The photo above shows the damage. In twenty-five years on the river, I have never witnessed blooms of this extent, nor so early in the year. The fish kills are hideous. I could only spend about three minutes on the bank of the water -- the smell of the dead fish combined with the rotting vegetation and deadly algae was nauseating -- though not as nauseating as the knowledge that this is all preventable. We bring this on ourselves.

I can't help but wonder at the damage blooms of this extent will cause not only to the fish and other river life, but to these grand old cypress trees being strangled at the roots. These blooms (this year's includes a previously unidentified type of toxic algae) are grown by the injection of "point source" and "non-point source" nutrient pollution (mostly nitrogen) into the river. Point source injection comes from industrial effluent -- companies such as Georgia-Pacific, located just north of Palatka, about 30 miles up river (south) of here. The non-point source pollution comes from the rest of use -- millions of Florida residents who live in the Saint Johns drainage plain. With our need to have manicured green landscapes that mimic the northern and English styles (that do not work naturally here), we cover our non-native grasses and plants with chemical fertilizer, waste our dwindling water reserves by watering the pollutants into the lawns, the excess of which is then sent down our storm drains and into the river with every tropical downpour.

I have never observed the above scene when the water in the river has been anything but pristine and clean. The crap afloat as far as one can see is the deadly algae. We are killing the environmental platform that sustains our own very lives by shear stupidity and greed. If you live in Florida -- stop committing time-release suicide. Learn how to use natural methods and native plant for your landscaping (we've just put in perennial peanut to replace the St. Augustine grass and over the years a large variety of attractive native plants that, once established, thrive in the local environment without much attention), encourage your legislators to create laws and enforce regulations that STOP corporate polluters.

It's time to take a stand before we have no viable land to stand on. Happy Father's day -- your mother (nature) is really pissed.


Renaissance Man said...

Wow, those are some really gruesome shots.

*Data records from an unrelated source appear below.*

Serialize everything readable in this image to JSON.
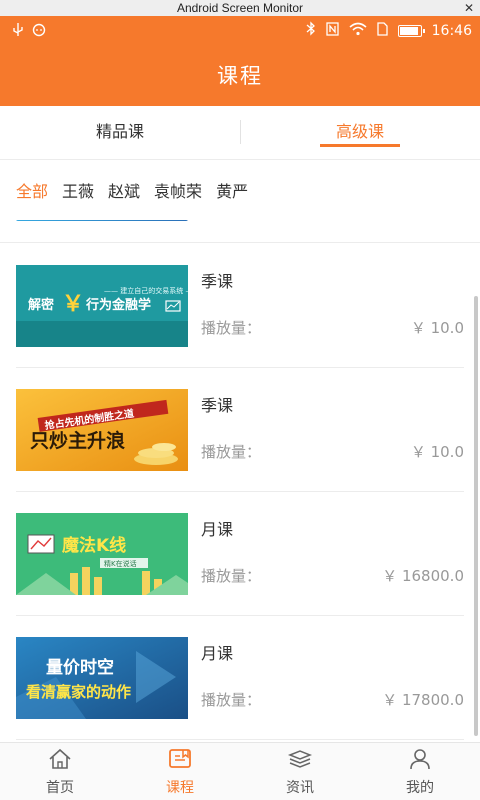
{
  "monitor": {
    "title": "Android Screen Monitor",
    "close_label": "✕"
  },
  "status": {
    "left_icons": [
      "usb-icon",
      "sync-icon"
    ],
    "right_icons": [
      "bluetooth-icon",
      "nfc-icon",
      "wifi-icon",
      "sim-icon"
    ],
    "time": "16:46",
    "battery_level": 0.9
  },
  "header": {
    "title": "课程"
  },
  "tabs": [
    {
      "label": "精品课",
      "active": false
    },
    {
      "label": "高级课",
      "active": true
    }
  ],
  "filters": [
    {
      "label": "全部",
      "active": true
    },
    {
      "label": "王薇",
      "active": false
    },
    {
      "label": "赵斌",
      "active": false
    },
    {
      "label": "袁帧荣",
      "active": false
    },
    {
      "label": "黄严",
      "active": false
    }
  ],
  "courses": [
    {
      "title": "季课",
      "plays_label": "播放量：",
      "price": "￥  10.0",
      "thumb": {
        "main": "解密",
        "symbol": "￥",
        "sub": "行为金融学",
        "top": "—— 建立自己的交易系统 ——",
        "bg": "#1f9aa0"
      }
    },
    {
      "title": "季课",
      "plays_label": "播放量：",
      "price": "￥  10.0",
      "thumb": {
        "top": "抢占先机的制胜之道",
        "main": "只炒主升浪",
        "bg": "#f2a81f"
      }
    },
    {
      "title": "月课",
      "plays_label": "播放量：",
      "price": "￥  16800.0",
      "thumb": {
        "main": "魔法K线",
        "sub": "精K在说话",
        "bg": "#3dbb7a"
      }
    },
    {
      "title": "月课",
      "plays_label": "播放量：",
      "price": "￥  17800.0",
      "thumb": {
        "main": "量价时空",
        "sub": "看清赢家的动作",
        "bg": "#1f6fa8"
      }
    }
  ],
  "nav": [
    {
      "label": "首页",
      "icon": "home-icon",
      "active": false
    },
    {
      "label": "课程",
      "icon": "course-icon",
      "active": true
    },
    {
      "label": "资讯",
      "icon": "news-icon",
      "active": false
    },
    {
      "label": "我的",
      "icon": "profile-icon",
      "active": false
    }
  ],
  "colors": {
    "accent": "#f6792c"
  }
}
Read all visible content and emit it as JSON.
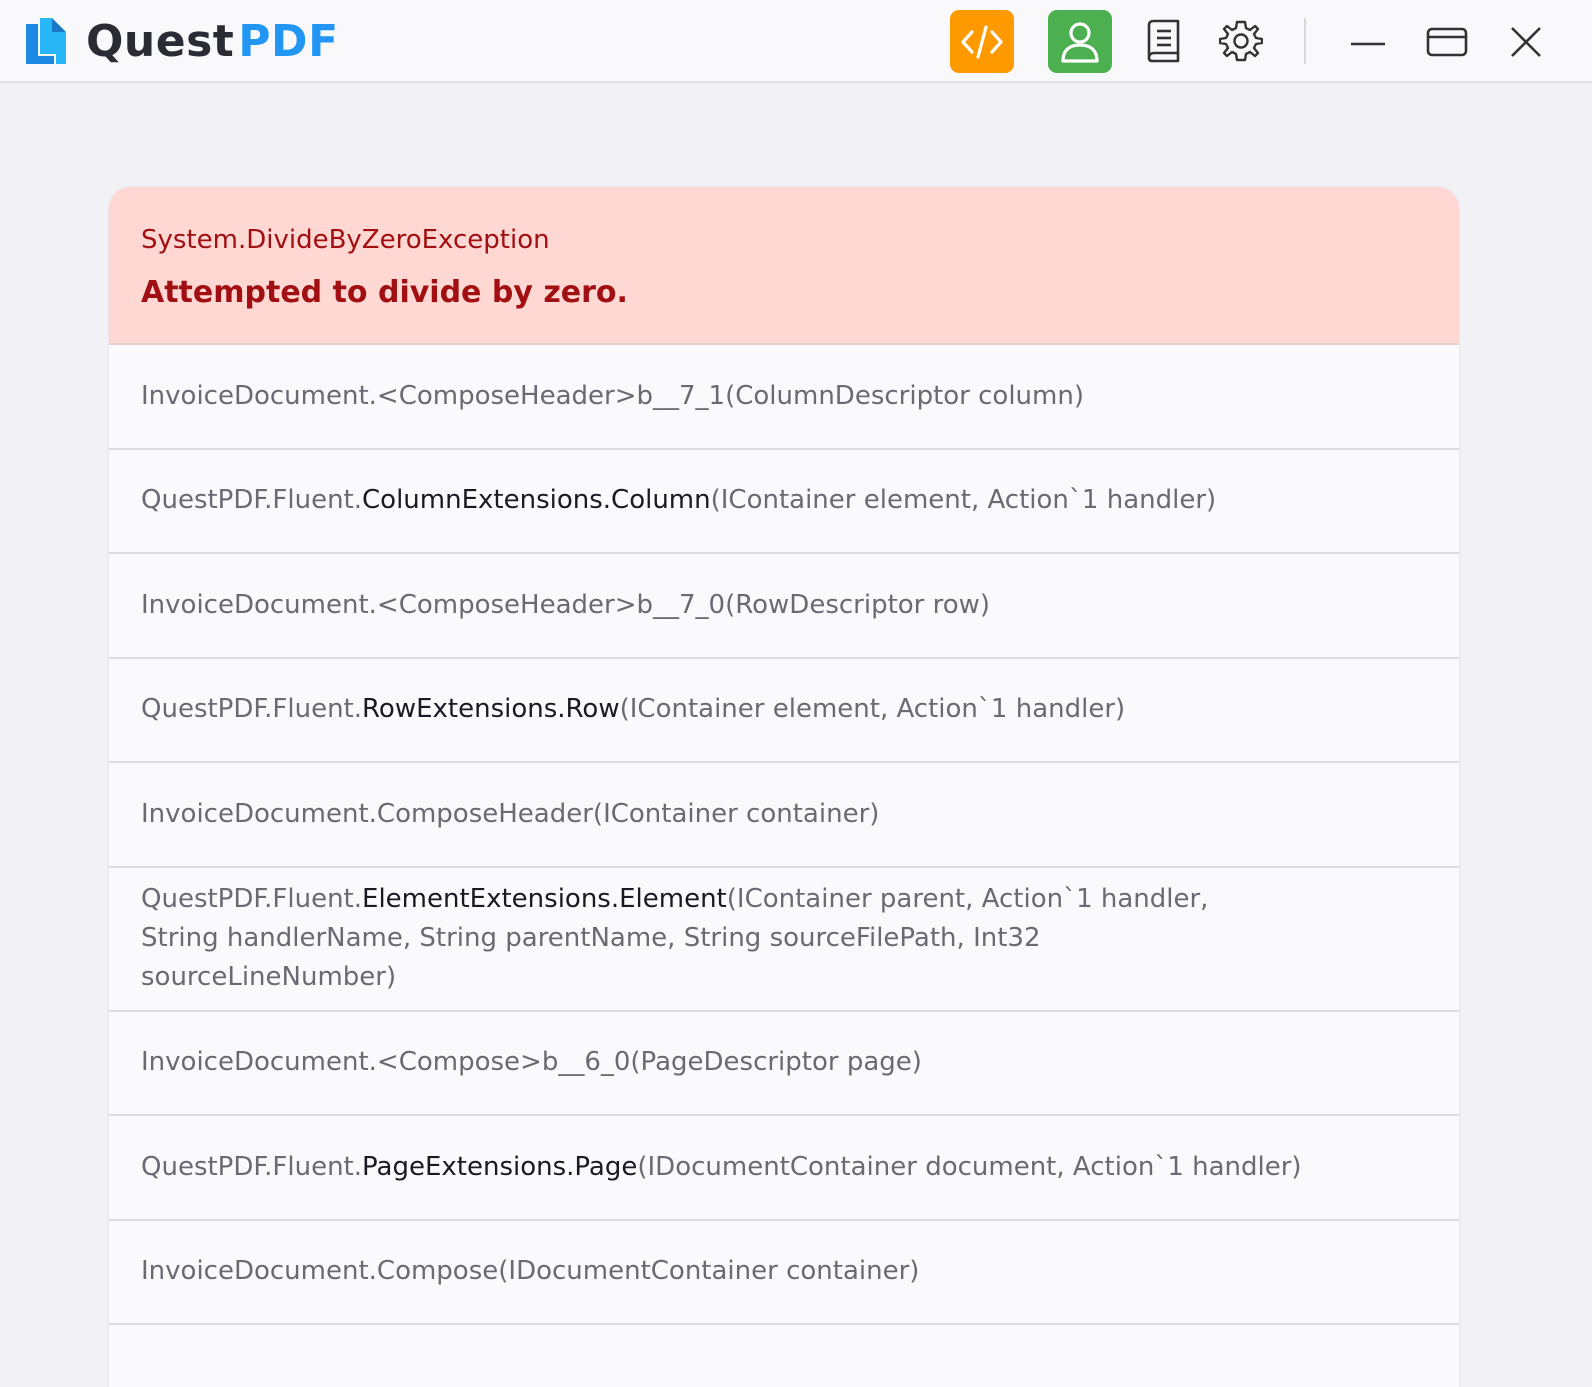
{
  "app": {
    "name_part1": "Quest",
    "name_part2": "PDF",
    "colors": {
      "brand_blue": "#2196f3",
      "code_button": "#ff9900",
      "user_button": "#4caf50",
      "error_background": "#ffd7d3",
      "error_text": "#a10f12"
    }
  },
  "toolbar": {
    "icons": [
      "code-icon",
      "user-icon",
      "book-icon",
      "gear-icon",
      "minimize-icon",
      "maximize-icon",
      "close-icon"
    ]
  },
  "error": {
    "type": "System.DivideByZeroException",
    "message": "Attempted to divide by zero."
  },
  "stack": [
    {
      "prefix": "InvoiceDocument.<ComposeHeader>b__7_1(ColumnDescriptor column)",
      "highlight": "",
      "suffix": ""
    },
    {
      "prefix": "QuestPDF.Fluent.",
      "highlight": "ColumnExtensions.Column",
      "suffix": "(IContainer element, Action`1 handler)"
    },
    {
      "prefix": "InvoiceDocument.<ComposeHeader>b__7_0(RowDescriptor row)",
      "highlight": "",
      "suffix": ""
    },
    {
      "prefix": "QuestPDF.Fluent.",
      "highlight": "RowExtensions.Row",
      "suffix": "(IContainer element, Action`1 handler)"
    },
    {
      "prefix": "InvoiceDocument.ComposeHeader(IContainer container)",
      "highlight": "",
      "suffix": ""
    },
    {
      "prefix": "QuestPDF.Fluent.",
      "highlight": "ElementExtensions.Element",
      "suffix": "(IContainer parent, Action`1 handler, String handlerName, String parentName, String sourceFilePath, Int32 sourceLineNumber)"
    },
    {
      "prefix": "InvoiceDocument.<Compose>b__6_0(PageDescriptor page)",
      "highlight": "",
      "suffix": ""
    },
    {
      "prefix": "QuestPDF.Fluent.",
      "highlight": "PageExtensions.Page",
      "suffix": "(IDocumentContainer document, Action`1 handler)"
    },
    {
      "prefix": "InvoiceDocument.Compose(IDocumentContainer container)",
      "highlight": "",
      "suffix": ""
    }
  ]
}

Thanks for reminding me not to fertilize the weed patch formerly known as my front yard.

I am a lover of children's literature said...

What I find even more gruesome about these shots is that the whole gruesome affair was not only handled badly, but that it shouldn't have happened at all!

The arrogance of BP, and especially of its CEO, borders on being down right criminal. Their casual attitude is far uglier than the physical mess that they have dumped upon the millions of hapless sea and land creatures and, as well, the millions of citizens of the Gulf.

The Vital Muse said...

@Al -- don't fertilize your weeds -- or anything else for that matter. Remember, One man's weed is another one's wildflower...

@Don -- exactly. Corporate arrogance -- whether BP, GP or any other entity driven by blind self-interest -- the human, and natural interest is bound to be last.